A. Barron: A lot of the old stories he has. It's pretty amazing some of the stuff he's seen. Pretty dramatic some of the places he's been, people's he's worked with. I didn't know there was that much history was there. I didn't know until maybe a couple of months ago that he owned a Formula One team back in past.
Q: And one other question. During the time you are off, how do you keep working out and keeping a tough mental attitude?
A. Barron: The mental aspect of it is definitely tough when you're watching everybody running around the track racing. But I always go back to karting. I do a lot of shifter karting, go out and do a lot of development.

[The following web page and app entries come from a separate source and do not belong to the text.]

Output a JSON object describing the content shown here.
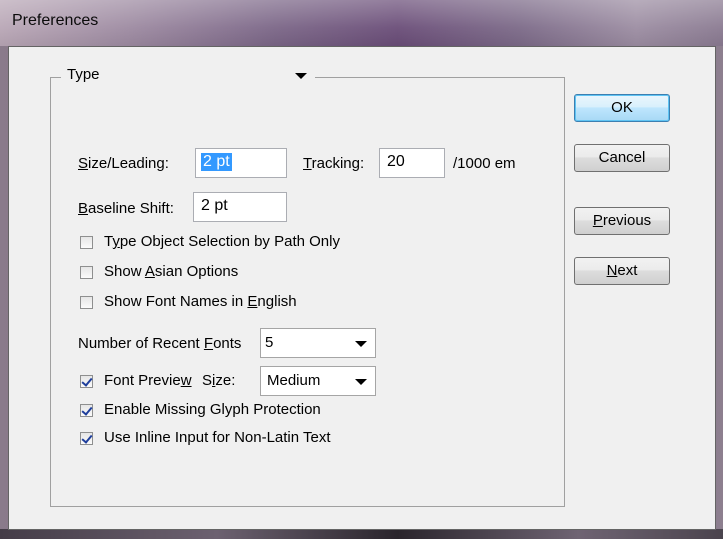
{
  "window": {
    "title": "Preferences"
  },
  "section": {
    "selected": "Type"
  },
  "size_leading": {
    "label_pre": "S",
    "label_rest": "ize/Leading:",
    "value": "2 pt"
  },
  "tracking": {
    "label_pre": "T",
    "label_rest": "racking:",
    "value": "20",
    "unit": "/1000 em"
  },
  "baseline_shift": {
    "label_pre": "B",
    "label_rest": "aseline Shift:",
    "value": "2 pt"
  },
  "checkboxes": {
    "type_object": {
      "pre": "T",
      "u": "y",
      "post": "pe Object Selection by Path Only",
      "checked": false
    },
    "asian": {
      "pre": "Show ",
      "u": "A",
      "post": "sian Options",
      "checked": false
    },
    "font_names": {
      "pre": "Show Font Names in ",
      "u": "E",
      "post": "nglish",
      "checked": false
    },
    "font_preview": {
      "pre": "Font Previe",
      "u": "w",
      "post": "",
      "checked": true
    },
    "missing_glyph": {
      "pre": "Enable Missing Glyph Protection",
      "u": "",
      "post": "",
      "checked": true
    },
    "inline_input": {
      "pre": "Use Inline Input for Non-Latin Text",
      "u": "",
      "post": "",
      "checked": true
    }
  },
  "recent_fonts": {
    "pre": "Number of Recent ",
    "u": "F",
    "post": "onts",
    "value": "5"
  },
  "preview_size": {
    "pre": "S",
    "u": "i",
    "post": "ze:",
    "value": "Medium"
  },
  "buttons": {
    "ok": "OK",
    "cancel": "Cancel",
    "previous_u": "P",
    "previous_rest": "revious",
    "next_u": "N",
    "next_rest": "ext"
  }
}
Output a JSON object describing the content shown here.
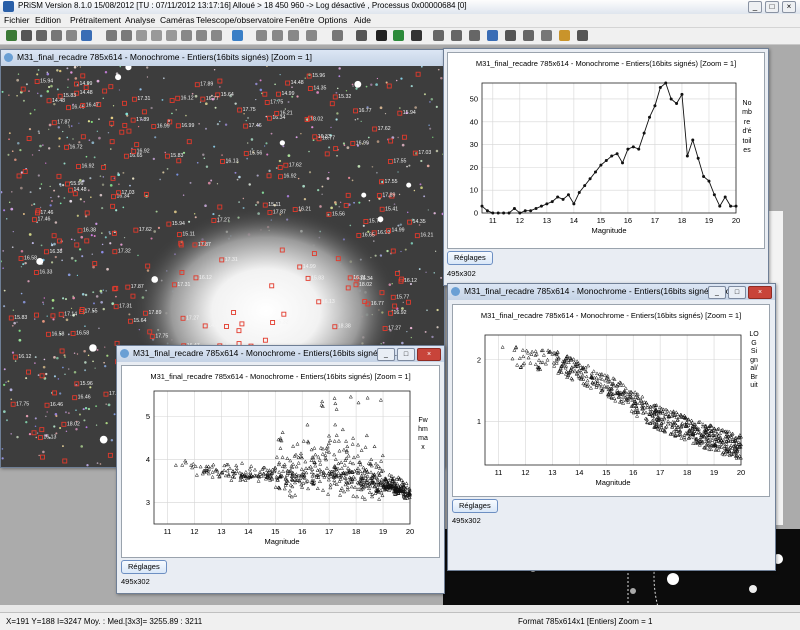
{
  "app": {
    "title": "PRiSM     Version 8.1.0    15/08/2012    [TU : 07/11/2012 13:17:16]  Alloué > 18 450 960 -> Log désactivé , Processus 0x00000684 [0]"
  },
  "menu": [
    "Fichier",
    "Edition",
    "Prétraitement",
    "Analyse",
    "Caméras",
    "Telescope/observatoire",
    "Fenêtre",
    "Options",
    "Aide"
  ],
  "image_window": {
    "title": "M31_final_recadre 785x614 - Monochrome - Entiers(16bits signés)  [Zoom = 1]",
    "star_labels": [
      "15.32",
      "16.58",
      "17.32",
      "16.46",
      "15.94",
      "17.55",
      "16.34",
      "15.83",
      "17.87",
      "16.21",
      "15.64",
      "14.99",
      "16.72",
      "17.46",
      "15.11",
      "16.99",
      "17.75",
      "14.48",
      "16.13",
      "15.77",
      "18.02",
      "17.27",
      "16.65",
      "15.41",
      "17.62",
      "16.92",
      "15.08",
      "16.38",
      "17.14",
      "18.38",
      "16.33",
      "15.56",
      "17.89",
      "16.77",
      "14.35",
      "17.03",
      "15.96",
      "16.12",
      "17.31",
      "16.47"
    ]
  },
  "windows": {
    "hist": {
      "plot_title": "M31_final_recadre 785x614 - Monochrome - Entiers(16bits signés)    [Zoom = 1]",
      "button": "Réglages",
      "size": "495x302"
    },
    "snr": {
      "title": "M31_final_recadre 785x614 - Monochrome - Entiers(16bits signés)  [Zo...",
      "plot_title": "M31_final_recadre 785x614 - Monochrome - Entiers(16bits signés)    [Zoom = 1]",
      "button": "Réglages",
      "size": "495x302"
    },
    "fwhm": {
      "title": "M31_final_recadre 785x614 - Monochrome - Entiers(16bits signés)  [Z...",
      "plot_title": "M31_final_recadre 785x614 - Monochrome - Entiers(16bits signés)    [Zoom = 1]",
      "button": "Réglages",
      "size": "495x302"
    }
  },
  "status": {
    "left": "X=191  Y=188  I=3247   Moy. : Med.[3x3]= 3255.89 : 3211",
    "right": "Format 785x614x1 [Entiers]  Zoom = 1"
  },
  "chart_data": [
    {
      "type": "line",
      "xlabel": "Magnitude",
      "ylabel": "Nombre d'étoiles",
      "xlim": [
        10.6,
        20
      ],
      "ylim": [
        0,
        57
      ],
      "x_ticks": [
        11,
        12,
        13,
        14,
        15,
        16,
        17,
        18,
        19,
        20
      ],
      "y_ticks": [
        0,
        10,
        20,
        30,
        40,
        50
      ],
      "x": [
        10.6,
        10.8,
        11.0,
        11.2,
        11.4,
        11.6,
        11.8,
        12.0,
        12.2,
        12.4,
        12.6,
        12.8,
        13.0,
        13.2,
        13.4,
        13.6,
        13.8,
        14.0,
        14.2,
        14.4,
        14.6,
        14.8,
        15.0,
        15.2,
        15.4,
        15.6,
        15.8,
        16.0,
        16.2,
        16.4,
        16.6,
        16.8,
        17.0,
        17.2,
        17.4,
        17.6,
        17.8,
        18.0,
        18.2,
        18.4,
        18.6,
        18.8,
        19.0,
        19.2,
        19.4,
        19.6,
        19.8,
        20.0
      ],
      "y": [
        3,
        1,
        0,
        0,
        0,
        0,
        2,
        0,
        1,
        1,
        2,
        3,
        4,
        5,
        7,
        6,
        8,
        4,
        9,
        12,
        15,
        18,
        21,
        23,
        25,
        26,
        22,
        28,
        29,
        28,
        35,
        42,
        47,
        55,
        57,
        50,
        48,
        52,
        25,
        32,
        24,
        16,
        14,
        8,
        3,
        7,
        3,
        3
      ],
      "grid": true
    },
    {
      "type": "scatter",
      "xlabel": "Magnitude",
      "ylabel": "LOG Signal/Bruit",
      "xlim": [
        10.5,
        20
      ],
      "ylim": [
        0.3,
        2.4
      ],
      "x_ticks": [
        11,
        12,
        13,
        14,
        15,
        16,
        17,
        18,
        19,
        20
      ],
      "y_ticks": [
        1,
        2
      ],
      "trend": {
        "x": [
          11.0,
          13.0,
          15.0,
          17.0,
          19.0,
          20.0
        ],
        "y": [
          2.05,
          2.0,
          1.6,
          1.05,
          0.72,
          0.58
        ]
      },
      "grid": true
    },
    {
      "type": "scatter",
      "xlabel": "Magnitude",
      "ylabel": "Fwhm max",
      "xlim": [
        10.5,
        20
      ],
      "ylim": [
        2.5,
        5.6
      ],
      "x_ticks": [
        11,
        12,
        13,
        14,
        15,
        16,
        17,
        18,
        19,
        20
      ],
      "y_ticks": [
        3,
        4,
        5
      ],
      "trend": {
        "x": [
          11.0,
          13.0,
          15.0,
          17.0,
          19.0,
          20.0
        ],
        "y": [
          3.9,
          3.65,
          3.6,
          3.65,
          3.4,
          3.2
        ]
      },
      "grid": true
    }
  ]
}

I have my own chassis now. It's call the Barron Avante. It's here in the States. A lot of the young kids I help out when I'm back at home and have some and try to give them some guidance on how to get up the ladder.
Q: There was release from Toyota after the race where Jim Aust called you the best kept secret in the sport, and I am thinking that can be a complement or it can be an insult.

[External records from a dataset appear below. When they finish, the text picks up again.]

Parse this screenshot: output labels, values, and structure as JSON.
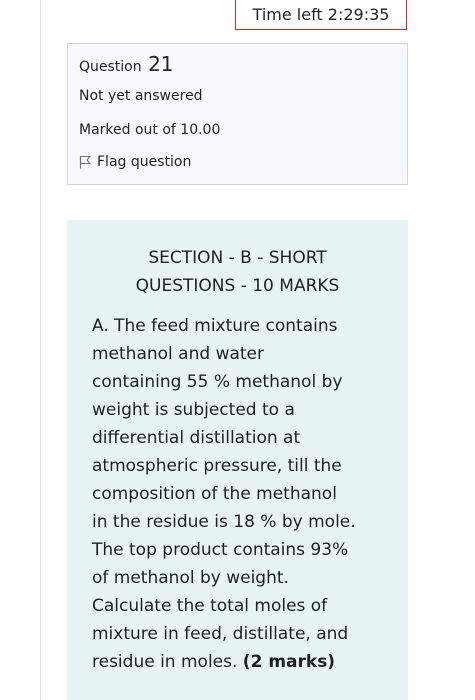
{
  "timer": {
    "label": "Time left 2:29:35"
  },
  "question_info": {
    "prefix": "Question",
    "number": "21",
    "state": "Not yet answered",
    "grade": "Marked out of 10.00",
    "flag_label": "Flag question",
    "flag_icon": "flag-icon"
  },
  "question_text": {
    "heading_lines": [
      "SECTION - B - SHORT",
      "QUESTIONS - 10 MARKS"
    ],
    "body_lines": [
      "A. The feed mixture contains",
      "methanol and water",
      "containing 55 % methanol by",
      "weight is subjected to a",
      "differential distillation at",
      "atmospheric pressure, till the",
      "composition of the methanol",
      "in the residue is 18 % by mole.",
      "The top product contains 93%",
      "of methanol by weight.",
      "Calculate the total moles of",
      "mixture in feed, distillate, and",
      "residue in moles."
    ],
    "marks": "(2 marks)"
  },
  "colors": {
    "timer_border": "#ca3120",
    "info_background": "#f8f9fa",
    "question_background": "#e7f3f5",
    "text": "#1d2125"
  }
}
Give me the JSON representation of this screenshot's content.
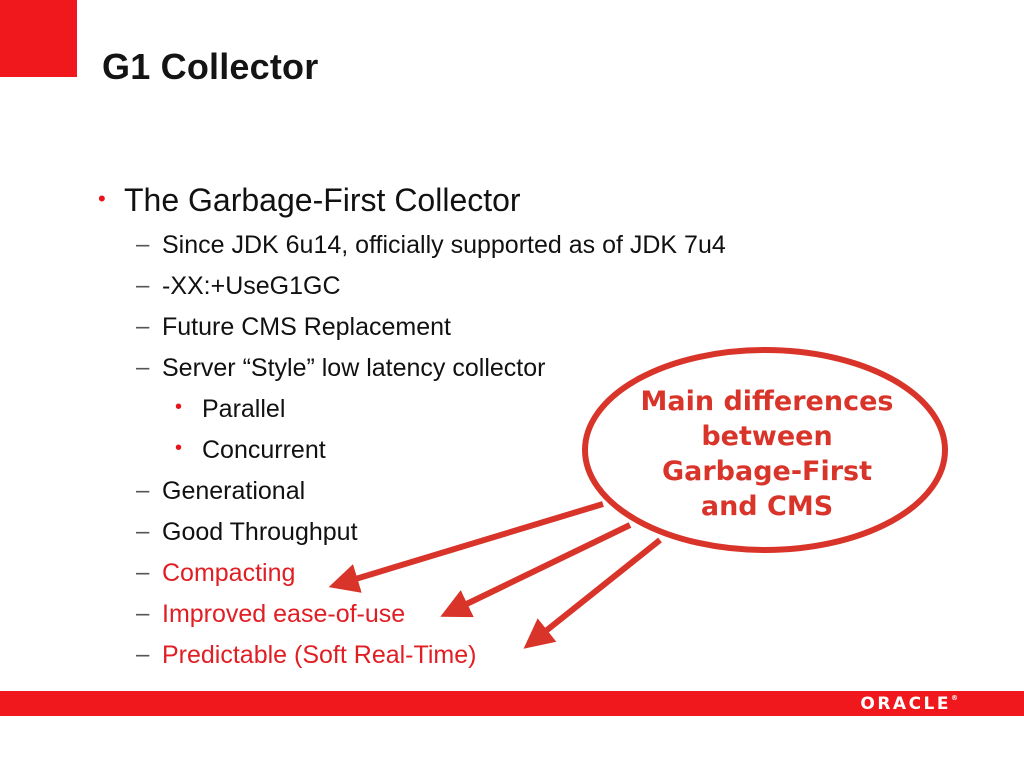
{
  "slide": {
    "title": "G1 Collector"
  },
  "bullets": {
    "main": "The Garbage-First Collector",
    "items": [
      "Since JDK 6u14, officially supported as of JDK 7u4",
      "-XX:+UseG1GC",
      "Future CMS Replacement",
      "Server “Style” low latency collector",
      "Generational",
      "Good Throughput",
      "Compacting",
      "Improved ease-of-use",
      "Predictable (Soft Real-Time)"
    ],
    "sub_items": [
      "Parallel",
      "Concurrent"
    ]
  },
  "callout": {
    "lines": [
      "Main differences",
      "between",
      "Garbage-First",
      "and CMS"
    ]
  },
  "footer": {
    "logo_text": "ORACLE",
    "logo_mark": "®"
  },
  "colors": {
    "accent_red": "#f0171d",
    "highlight_text": "#e01e24",
    "callout_red": "#d9342a"
  },
  "glyphs": {
    "bullet": "•",
    "dash": "–"
  }
}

A. Barron: Well from Jim, I take that as a complement for sure, he has been a guy that I have spent time with when I haven't been driving. Going over and seeing all the guys from Toyota, and he has always been inspirational, you know 'keeping you head down, you'll get a shot at it. He's made some calls for me and they have been great to me.
J. Shorts*: What I was really wondering is that the performances you have had in both series, do you ever think why the hell am I a secret to anybody out here?

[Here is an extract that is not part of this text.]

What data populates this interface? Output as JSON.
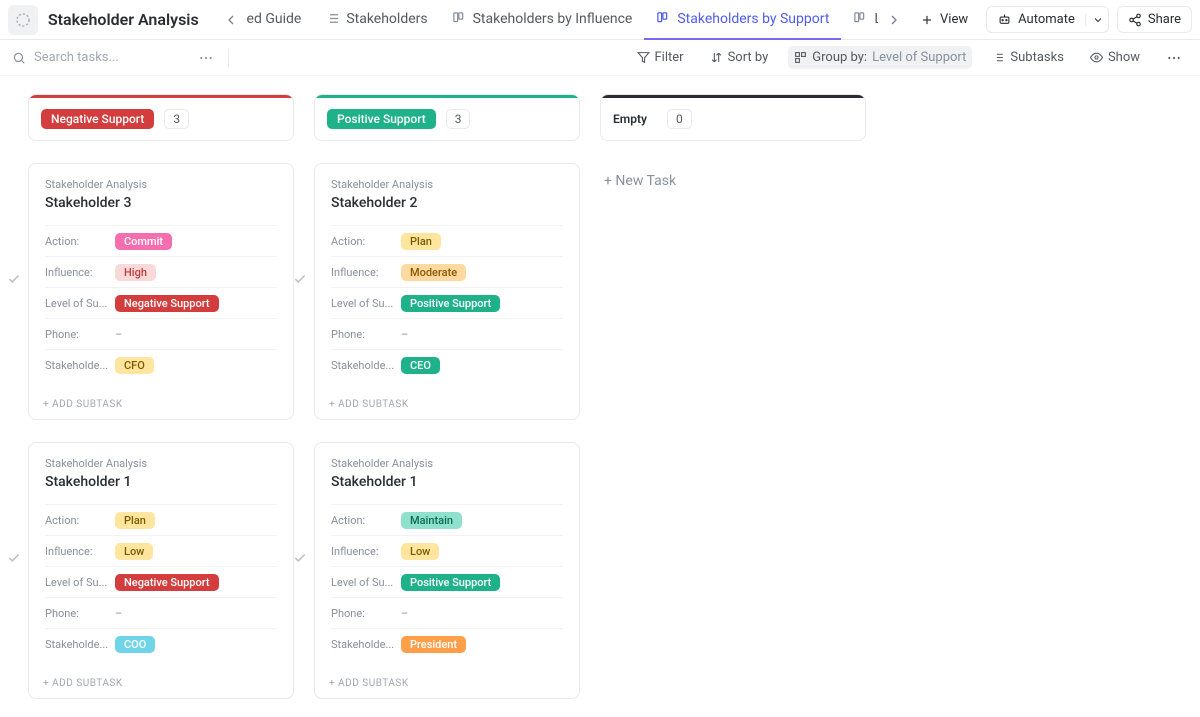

A. Barron: I mean sometimes it's definitely rough. Some of the decisions and a lot of them are out of your control. Sometimes you go wow, why does it work like that? The only thing you can do is look at the positive side of it and put yourself in a position where you can get a chance to prove yourself.
Q: Alex when you went into that spin, what was going through your mind?
A. Barron: The main thing was dropping in the field and trying not to damage the car. We were fortunate enough that it came back down in the infield and when it caught air coming back on the frontstraight, it didn't damage anyting. I was saying 'Wow, Scheckter came down on me and I was trying to get the car going again and it turned out it just looked like there was a lot of bad air and it was one of those racing instances. It was tough, I had to regroup and the guys had to settle me down. We just had to put tires and the car and go after the win again.
Q: When it started did you think what a great way it is to end like this.
A. Barron: It was fantastic everyone was just glowing after the race and I think it shows what kind of team Mo Nunn is and I think we can build on this and try to do well here in the upcoming races.
Q: You had the ride because of Felipe in the Kansas. Do you stay in conversation with him?
A. Barron: Most of all he is a very genuine individual and I have known him for several years now. He one of the drivers you could sit down with and have a conversation with. Working with Tora (Takagi), doing spotting and driving Arie's car at Indy, being involved with Mo Nunn and talked quite a bit and he is going through a rough time right now and working to get back in shape and trying to get back in the car. I can relate to some of the emotions. I'm sure he's looking to get back in the car and getting back after it.
K. Johnson: Talk about the way they have the car set up.
A. Barron: I think working with Ian Watt engineering the car and it's his first year in the IRL and we've just been trying a lot of things. We haven't had a lot of testing time and the other car with David Cripps, he's been involved with the IRL for a long time. We know a lot about the cars and we've just all been working together as a two car team. We seem to get progress quite quickly with the cars and I think that's what it takes on a race weekend.